Schilcher, a social teacher at McCutcheon, serves as hitting and bench coach for Schreiber and helps him navigate through high school concepts like re-entry. McIntyre, who played for and coached with Schreiber at Purdue, is Mavs pitching coach. McCutcheon alum Hartman also works with pitchers as well as outfielders and corner infielders. Wides, who played at Noblesville, works with catchers and outfielders.
Teams from the McCutcheon Youth Baseball League have been taking turns this season shagging flies during batting practice and being recognized at home games and getting a little taste of the high school experience.
“I like when the youngsters come out because they have more energy than any of us,” says Schreiber. “We’ve got to feed off that energy.
“We want them to keep enjoying playing baseball. I want to make sure they learn the game. The more they learn it, the more they’ll like it and the more they’ll stay with it.
“Hopefully, it will become their passion. When something becomes your passion, you do learn all those little details I been talking about to be better.”
Besides McCutcheon, the NCC includes Anderson, Arsenal Tech, Kokomo, Lafayette Jeff, Logansport, Marion, Muncie Central and Richmond. The Mavs are coming off 8-7 and 16-2 conference wins against crosstown rival Jeff.

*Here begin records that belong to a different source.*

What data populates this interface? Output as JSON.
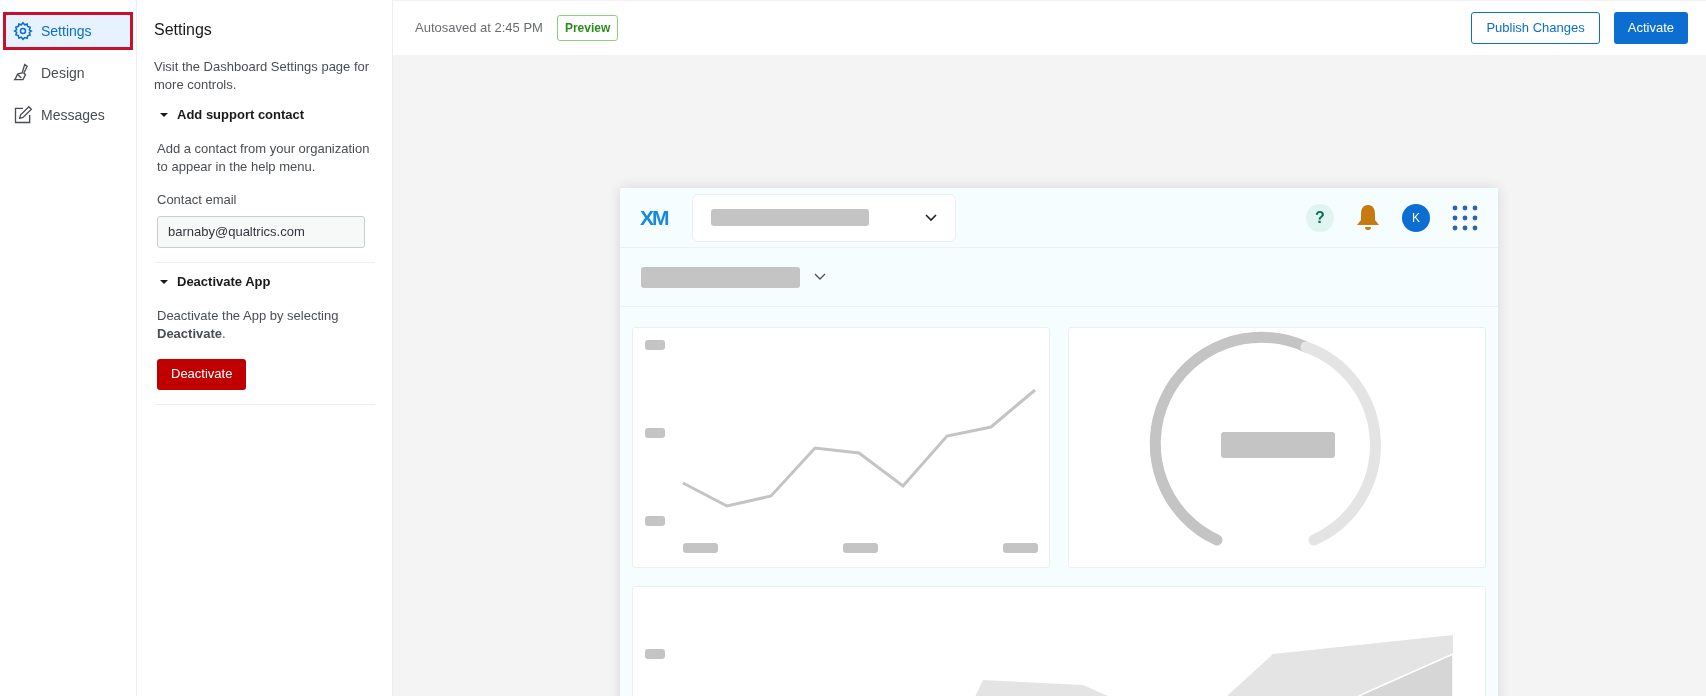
{
  "nav": {
    "items": [
      {
        "label": "Settings",
        "selected": true
      },
      {
        "label": "Design",
        "selected": false
      },
      {
        "label": "Messages",
        "selected": false
      }
    ]
  },
  "settings_panel": {
    "title": "Settings",
    "description": "Visit the Dashboard Settings page for more controls.",
    "sections": [
      {
        "title": "Add support contact",
        "expanded": true,
        "kind": "field",
        "text": "Add a contact from your organization to appear in the help menu.",
        "field_label": "Contact email",
        "value": "barnaby@qualtrics.com"
      },
      {
        "title": "Deactivate App",
        "expanded": true,
        "kind": "button",
        "text": "Deactivate the App by selecting **Deactivate**.",
        "button": "Deactivate"
      }
    ]
  },
  "top_bar": {
    "autosave": "Autosaved at 2:45 PM",
    "badge": "Preview",
    "buttons": [
      {
        "label": "Publish Changes",
        "kind": "secondary"
      },
      {
        "label": "Activate",
        "kind": "primary"
      }
    ]
  },
  "preview": {
    "logo": "XM",
    "help": "?",
    "avatar": "K"
  }
}
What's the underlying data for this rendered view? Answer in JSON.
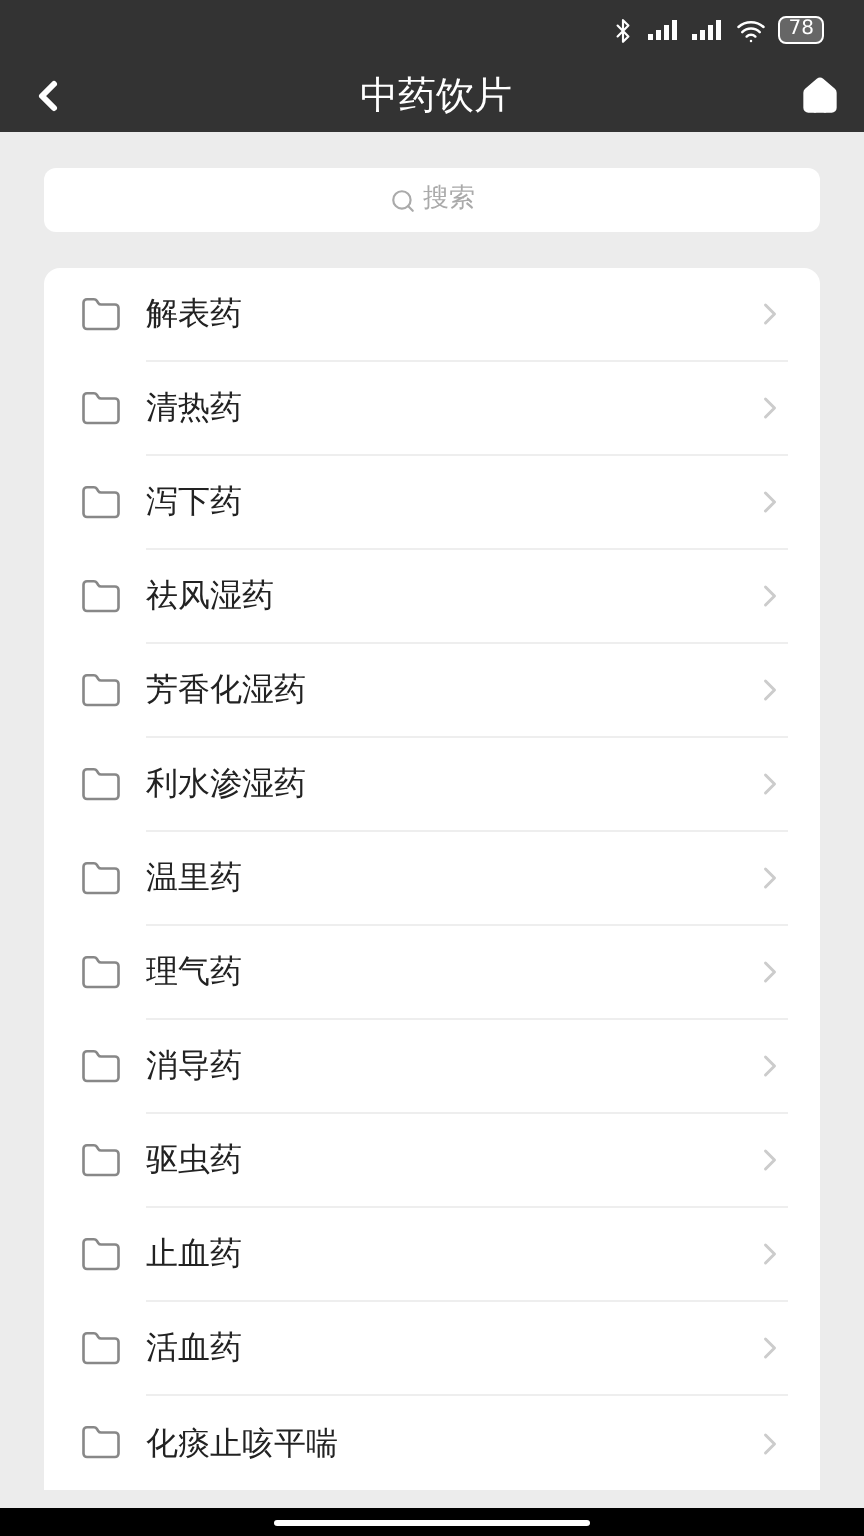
{
  "status_bar": {
    "battery": "78"
  },
  "header": {
    "title": "中药饮片"
  },
  "search": {
    "placeholder": "搜索"
  },
  "categories": [
    {
      "label": "解表药"
    },
    {
      "label": "清热药"
    },
    {
      "label": "泻下药"
    },
    {
      "label": "祛风湿药"
    },
    {
      "label": "芳香化湿药"
    },
    {
      "label": "利水渗湿药"
    },
    {
      "label": "温里药"
    },
    {
      "label": "理气药"
    },
    {
      "label": "消导药"
    },
    {
      "label": "驱虫药"
    },
    {
      "label": "止血药"
    },
    {
      "label": "活血药"
    },
    {
      "label": "化痰止咳平喘"
    }
  ]
}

Doug Schreiber, 54, is in his first season as head baseball coach at McCutcheon High School in Lafayette. He was head coach at Purdue University for 18 seasons (1999-2016). (Steve Krah Photo)